Give back the full set of entries exactly, keeping each line intact.

━━ DATA TO EXAMINE

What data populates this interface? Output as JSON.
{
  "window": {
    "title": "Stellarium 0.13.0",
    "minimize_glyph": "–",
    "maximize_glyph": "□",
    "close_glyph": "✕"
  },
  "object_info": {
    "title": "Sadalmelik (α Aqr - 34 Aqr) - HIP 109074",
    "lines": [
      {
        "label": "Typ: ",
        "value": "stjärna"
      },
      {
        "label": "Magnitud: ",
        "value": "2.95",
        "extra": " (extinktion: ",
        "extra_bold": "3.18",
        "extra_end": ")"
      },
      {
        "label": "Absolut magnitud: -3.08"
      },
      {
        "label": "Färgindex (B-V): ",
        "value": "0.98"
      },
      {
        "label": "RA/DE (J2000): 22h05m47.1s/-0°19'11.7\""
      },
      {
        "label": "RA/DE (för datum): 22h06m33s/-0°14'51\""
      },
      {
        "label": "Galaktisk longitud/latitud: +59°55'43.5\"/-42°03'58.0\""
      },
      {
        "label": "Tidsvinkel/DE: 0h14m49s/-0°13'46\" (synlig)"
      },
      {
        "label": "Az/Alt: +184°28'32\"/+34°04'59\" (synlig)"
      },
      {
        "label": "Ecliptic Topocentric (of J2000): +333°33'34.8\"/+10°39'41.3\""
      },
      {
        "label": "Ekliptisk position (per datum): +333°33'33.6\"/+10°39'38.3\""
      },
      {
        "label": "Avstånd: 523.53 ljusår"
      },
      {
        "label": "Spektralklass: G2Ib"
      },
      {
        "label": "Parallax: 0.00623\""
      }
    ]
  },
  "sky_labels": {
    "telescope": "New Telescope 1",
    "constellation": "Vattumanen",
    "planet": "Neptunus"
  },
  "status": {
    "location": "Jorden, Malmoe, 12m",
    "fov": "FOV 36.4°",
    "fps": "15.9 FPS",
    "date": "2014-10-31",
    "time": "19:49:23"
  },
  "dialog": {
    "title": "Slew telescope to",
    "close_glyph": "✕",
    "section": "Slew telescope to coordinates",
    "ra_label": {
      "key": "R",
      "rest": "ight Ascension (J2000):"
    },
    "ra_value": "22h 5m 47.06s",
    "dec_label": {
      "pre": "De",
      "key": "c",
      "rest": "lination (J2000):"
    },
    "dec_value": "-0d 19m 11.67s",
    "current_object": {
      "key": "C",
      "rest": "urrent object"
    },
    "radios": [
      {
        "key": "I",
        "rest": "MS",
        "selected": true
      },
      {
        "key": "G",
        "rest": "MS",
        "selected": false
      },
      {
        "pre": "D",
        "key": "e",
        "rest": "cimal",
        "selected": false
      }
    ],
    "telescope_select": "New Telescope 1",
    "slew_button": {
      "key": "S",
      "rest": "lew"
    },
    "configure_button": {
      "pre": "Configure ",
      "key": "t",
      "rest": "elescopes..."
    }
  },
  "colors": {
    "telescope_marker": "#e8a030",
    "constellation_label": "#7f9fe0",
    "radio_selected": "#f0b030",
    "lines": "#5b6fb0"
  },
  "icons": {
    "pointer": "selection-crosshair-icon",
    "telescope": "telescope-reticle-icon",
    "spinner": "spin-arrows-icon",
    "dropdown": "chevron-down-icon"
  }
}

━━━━

### ANSWER SPACE
What data populates this interface? Output as JSON.
{
  "window": {
    "title": "Stellarium 0.13.0",
    "minimize_glyph": "–",
    "maximize_glyph": "□",
    "close_glyph": "✕"
  },
  "object_info": {
    "title": "Sadalmelik (α Aqr - 34 Aqr) - HIP 109074",
    "lines": [
      {
        "label": "Typ: ",
        "value": "stjärna"
      },
      {
        "label": "Magnitud: ",
        "value": "2.95",
        "extra": " (extinktion: ",
        "extra_bold": "3.18",
        "extra_end": ")"
      },
      {
        "label": "Absolut magnitud: -3.08"
      },
      {
        "label": "Färgindex (B-V): ",
        "value": "0.98"
      },
      {
        "label": "RA/DE (J2000): 22h05m47.1s/-0°19'11.7\""
      },
      {
        "label": "RA/DE (för datum): 22h06m33s/-0°14'51\""
      },
      {
        "label": "Galaktisk longitud/latitud: +59°55'43.5\"/-42°03'58.0\""
      },
      {
        "label": "Tidsvinkel/DE: 0h14m49s/-0°13'46\" (synlig)"
      },
      {
        "label": "Az/Alt: +184°28'32\"/+34°04'59\" (synlig)"
      },
      {
        "label": "Ecliptic Topocentric (of J2000): +333°33'34.8\"/+10°39'41.3\""
      },
      {
        "label": "Ekliptisk position (per datum): +333°33'33.6\"/+10°39'38.3\""
      },
      {
        "label": "Avstånd: 523.53 ljusår"
      },
      {
        "label": "Spektralklass: G2Ib"
      },
      {
        "label": "Parallax: 0.00623\""
      }
    ]
  },
  "sky_labels": {
    "telescope": "New Telescope 1",
    "constellation": "Vattumanen",
    "planet": "Neptunus"
  },
  "status": {
    "location": "Jorden, Malmoe, 12m",
    "fov": "FOV 36.4°",
    "fps": "15.9 FPS",
    "date": "2014-10-31",
    "time": "19:49:23"
  },
  "dialog": {
    "title": "Slew telescope to",
    "close_glyph": "✕",
    "section": "Slew telescope to coordinates",
    "ra_label": {
      "key": "R",
      "rest": "ight Ascension (J2000):"
    },
    "ra_value": "22h 5m 47.06s",
    "dec_label": {
      "pre": "De",
      "key": "c",
      "rest": "lination (J2000):"
    },
    "dec_value": "-0d 19m 11.67s",
    "current_object": {
      "key": "C",
      "rest": "urrent object"
    },
    "radios": [
      {
        "key": "I",
        "rest": "MS",
        "selected": true
      },
      {
        "key": "G",
        "rest": "MS",
        "selected": false
      },
      {
        "pre": "D",
        "key": "e",
        "rest": "cimal",
        "selected": false
      }
    ],
    "telescope_select": "New Telescope 1",
    "slew_button": {
      "key": "S",
      "rest": "lew"
    },
    "configure_button": {
      "pre": "Configure ",
      "key": "t",
      "rest": "elescopes..."
    }
  },
  "colors": {
    "telescope_marker": "#e8a030",
    "constellation_label": "#7f9fe0",
    "radio_selected": "#f0b030",
    "lines": "#5b6fb0"
  },
  "icons": {
    "pointer": "selection-crosshair-icon",
    "telescope": "telescope-reticle-icon",
    "spinner": "spin-arrows-icon",
    "dropdown": "chevron-down-icon"
  }
}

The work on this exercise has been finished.